Lucas Rodrigues Moura da Silva is another in a long line of highly regarded Brazilian attacking players to be highly regarded throughout Europe. The Sao Paulo youngster was named the best player in last year's U20 South American championships (a tournament in which Neymar was also involved) and has since gone on to become a fixture in the senior national team for Brazil. If his agent (Wagner Ribiero, also the agent of Neymar) is to be believed Chelsea have already made an unsuccessful bid of 30 million Euros to acquire the services of the young midfielder. With that in mind, I thought now would be a good time to take a closer look at a player that will undoubtedly come up repeatedly in the coming months.
Lucas is 19 at the moment, and will be turning 20 next August. While that means he'd never qualify as "homegrown" by the Premier League standards, it does mean he'd be considered U21 for the remainder of this season and the following two. Like Romeu, Lucas would provide the club with additional roster flexibility for the next several years as they adjust to the new (relatively speaking) rules. He'd also fit in the current model of buying high ceiling players who will likely give us more than one good contract.
Positionally, Lucas is very similar to several other players whom Chelsea are very high on. He can play just about anywhere in the attack, often being deployed on either wing or in an advanced central midfield role. Like our own Juan Mata, Lucas tends to be the most effective when he's able to drift from the wing to the center (and vice versa). Unlike Mata, Lucas tends to gravitate more towards the right side of the pitch. He stands about 5'8" but has a relatively strong build, so while he'll never likely be a force in the air he certainly appears strong enough to handle the physical nature of the Premier League.
The youngster is most noted for having sensational pace, change of direction, and out of this world dribbling skills when attacking. He's shown a knack for finding the goal, but he's occasionally criticized for being a bit too selfish in his style of play. He generally prefers to take on the attackers rather than play the quick pass to a teammate, but being as young and as much more talented than his teammates as he is this really doesn't strike me as unexplainable. Some adjustment to his style will clearly be required as his competition improves in Europe but it's nothing he should be expected to struggle mightily with. Just so you get a look at him, here's a look at his performance against Gremio earlier this season:
There's obviously a lot to like in there, but there are also some spots where he clearly shows a lack of polish. Next up is his game against Santa Cruz:
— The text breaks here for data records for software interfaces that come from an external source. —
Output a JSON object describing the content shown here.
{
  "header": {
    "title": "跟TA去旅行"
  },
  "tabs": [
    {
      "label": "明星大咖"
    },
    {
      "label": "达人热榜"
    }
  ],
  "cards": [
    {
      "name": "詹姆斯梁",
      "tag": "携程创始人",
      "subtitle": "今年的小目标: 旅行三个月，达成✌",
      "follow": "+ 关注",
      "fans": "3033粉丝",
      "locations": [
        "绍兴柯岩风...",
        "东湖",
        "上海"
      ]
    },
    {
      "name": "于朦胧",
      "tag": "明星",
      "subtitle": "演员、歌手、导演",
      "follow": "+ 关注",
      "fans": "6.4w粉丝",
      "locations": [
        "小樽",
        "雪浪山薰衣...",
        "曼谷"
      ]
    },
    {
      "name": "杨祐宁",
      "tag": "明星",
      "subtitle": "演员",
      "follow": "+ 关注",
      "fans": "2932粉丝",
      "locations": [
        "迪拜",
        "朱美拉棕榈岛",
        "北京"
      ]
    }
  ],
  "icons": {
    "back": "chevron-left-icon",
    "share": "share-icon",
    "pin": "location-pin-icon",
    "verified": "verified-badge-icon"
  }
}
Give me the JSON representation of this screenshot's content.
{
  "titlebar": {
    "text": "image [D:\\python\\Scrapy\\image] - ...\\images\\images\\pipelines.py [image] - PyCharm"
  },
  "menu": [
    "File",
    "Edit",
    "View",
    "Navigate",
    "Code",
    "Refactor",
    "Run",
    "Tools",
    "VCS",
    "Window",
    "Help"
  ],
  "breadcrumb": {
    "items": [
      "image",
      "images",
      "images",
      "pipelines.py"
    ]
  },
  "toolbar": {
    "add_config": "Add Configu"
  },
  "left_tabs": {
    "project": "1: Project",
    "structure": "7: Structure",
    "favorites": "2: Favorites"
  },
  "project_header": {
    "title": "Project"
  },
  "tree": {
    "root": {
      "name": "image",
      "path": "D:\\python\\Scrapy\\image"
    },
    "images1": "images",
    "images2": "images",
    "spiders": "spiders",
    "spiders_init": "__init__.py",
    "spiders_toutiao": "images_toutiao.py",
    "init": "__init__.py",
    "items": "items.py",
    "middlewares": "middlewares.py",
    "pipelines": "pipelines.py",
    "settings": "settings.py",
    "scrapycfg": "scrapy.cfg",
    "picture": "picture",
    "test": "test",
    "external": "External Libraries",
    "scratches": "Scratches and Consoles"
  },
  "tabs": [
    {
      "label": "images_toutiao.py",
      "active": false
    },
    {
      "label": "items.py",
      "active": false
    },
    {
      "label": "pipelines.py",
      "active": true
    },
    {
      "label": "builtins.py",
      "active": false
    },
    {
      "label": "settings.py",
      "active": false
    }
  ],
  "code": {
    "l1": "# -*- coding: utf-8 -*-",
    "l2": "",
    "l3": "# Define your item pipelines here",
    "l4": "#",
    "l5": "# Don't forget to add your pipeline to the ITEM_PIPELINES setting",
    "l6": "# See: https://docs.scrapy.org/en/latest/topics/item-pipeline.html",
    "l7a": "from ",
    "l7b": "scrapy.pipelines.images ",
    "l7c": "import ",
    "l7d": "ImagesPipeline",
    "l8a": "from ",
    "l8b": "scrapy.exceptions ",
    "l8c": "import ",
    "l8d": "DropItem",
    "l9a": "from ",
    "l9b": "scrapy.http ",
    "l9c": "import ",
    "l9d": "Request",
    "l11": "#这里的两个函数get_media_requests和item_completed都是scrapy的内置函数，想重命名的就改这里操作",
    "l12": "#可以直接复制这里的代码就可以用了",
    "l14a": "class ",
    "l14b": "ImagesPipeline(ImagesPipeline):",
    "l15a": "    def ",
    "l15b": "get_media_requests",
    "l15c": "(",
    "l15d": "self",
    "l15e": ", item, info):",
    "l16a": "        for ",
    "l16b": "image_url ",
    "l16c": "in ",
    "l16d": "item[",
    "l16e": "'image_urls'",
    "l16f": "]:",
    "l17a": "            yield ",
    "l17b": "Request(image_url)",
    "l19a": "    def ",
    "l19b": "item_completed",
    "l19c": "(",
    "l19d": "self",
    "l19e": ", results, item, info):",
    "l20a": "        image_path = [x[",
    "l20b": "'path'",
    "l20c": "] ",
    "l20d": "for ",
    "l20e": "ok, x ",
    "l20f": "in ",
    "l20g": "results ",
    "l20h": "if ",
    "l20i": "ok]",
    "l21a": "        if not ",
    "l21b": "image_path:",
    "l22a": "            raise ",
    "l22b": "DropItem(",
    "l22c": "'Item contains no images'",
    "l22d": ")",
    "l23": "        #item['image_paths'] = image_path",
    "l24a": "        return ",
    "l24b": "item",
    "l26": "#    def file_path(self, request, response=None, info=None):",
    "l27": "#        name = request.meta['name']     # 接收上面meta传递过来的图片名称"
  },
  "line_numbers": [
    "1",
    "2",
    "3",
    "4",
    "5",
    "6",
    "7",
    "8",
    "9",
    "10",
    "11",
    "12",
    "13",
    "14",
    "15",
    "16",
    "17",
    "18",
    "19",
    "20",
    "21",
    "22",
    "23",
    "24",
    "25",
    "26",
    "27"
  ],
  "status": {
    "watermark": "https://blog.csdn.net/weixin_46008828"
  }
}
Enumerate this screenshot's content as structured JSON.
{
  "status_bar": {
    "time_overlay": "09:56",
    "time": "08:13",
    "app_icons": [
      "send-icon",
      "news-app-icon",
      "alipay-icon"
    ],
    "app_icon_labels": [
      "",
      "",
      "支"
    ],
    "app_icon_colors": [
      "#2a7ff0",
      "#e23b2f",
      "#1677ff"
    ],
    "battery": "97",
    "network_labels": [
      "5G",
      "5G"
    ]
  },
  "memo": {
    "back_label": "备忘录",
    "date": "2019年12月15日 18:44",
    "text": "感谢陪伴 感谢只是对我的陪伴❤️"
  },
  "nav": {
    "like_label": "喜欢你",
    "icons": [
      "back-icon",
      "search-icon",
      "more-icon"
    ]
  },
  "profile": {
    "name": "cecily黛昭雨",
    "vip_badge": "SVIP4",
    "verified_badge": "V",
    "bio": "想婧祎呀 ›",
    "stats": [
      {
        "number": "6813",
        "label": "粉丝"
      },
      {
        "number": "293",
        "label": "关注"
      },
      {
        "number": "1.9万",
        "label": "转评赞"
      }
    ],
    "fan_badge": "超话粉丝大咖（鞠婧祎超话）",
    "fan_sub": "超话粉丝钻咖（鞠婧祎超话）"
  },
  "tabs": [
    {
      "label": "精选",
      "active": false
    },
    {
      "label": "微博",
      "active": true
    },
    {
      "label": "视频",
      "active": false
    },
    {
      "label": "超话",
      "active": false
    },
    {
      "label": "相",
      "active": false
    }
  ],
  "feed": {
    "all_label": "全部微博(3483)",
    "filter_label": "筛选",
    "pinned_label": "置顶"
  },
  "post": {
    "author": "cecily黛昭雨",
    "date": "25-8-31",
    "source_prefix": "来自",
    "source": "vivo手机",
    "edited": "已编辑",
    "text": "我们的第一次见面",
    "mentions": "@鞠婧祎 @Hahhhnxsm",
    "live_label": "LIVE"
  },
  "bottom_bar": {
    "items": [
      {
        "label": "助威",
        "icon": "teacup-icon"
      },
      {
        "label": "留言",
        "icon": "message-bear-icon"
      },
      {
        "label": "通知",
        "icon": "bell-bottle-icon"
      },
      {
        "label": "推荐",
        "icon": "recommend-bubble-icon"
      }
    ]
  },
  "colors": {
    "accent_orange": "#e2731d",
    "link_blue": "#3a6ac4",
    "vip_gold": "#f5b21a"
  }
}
This one is another good example of the amazing talent combined with a little late passing. Here's some highlights against probably the best club side in South America, Santos FC:
That goal pretty much sums up the entire package you can get with Lucas, but once again he tends to spend a lot of time on the ball. Finally we'll have his game with the national side against Argentina (mute this one if you are at work):
Personally speaking, I rate Lucas Moura right up there with Eden Hazard and Mario Goetze. He's certainly a riskier prospect than either of them due to the respective level of competition he's faced, but he's also got the best physical tools of the three and probably the highest potential upside. As Ribiero has stated, Sao Paulo have no intention to sell Lucas before the summer. Whether or not you believe that is up for debate, but to pry him away in January will probably take some relatively silly money. The Brazilian league is really exploding with TV revenues, so Brazilian clubs are certainly finding it easier to pay their young stars much more and keep them as their transfer values skyrocket.
I don't think there is any doubt that Moura will eventually be making his way across the pond to Europe, but the longer he stays in Brazil the more his price tag is going to rise. If our scouts feel that he's destined for greatness, a preemptive signing allowing Sao Paulo to keep him for the spring may be a very sound move. He does have a buyout clause in his contract, but at £67 million I doubt it becomes a factor. Also of note, we have done some business with Sao Paulo in the last year (Piazon) and we have a good working relationship with Ribiero. This will be a name that starts to pop up alot in the next few weeks with very good reason. Just don't expect a bargain with Moura, he's going to cost the club that eventually signs him an awful lot of money.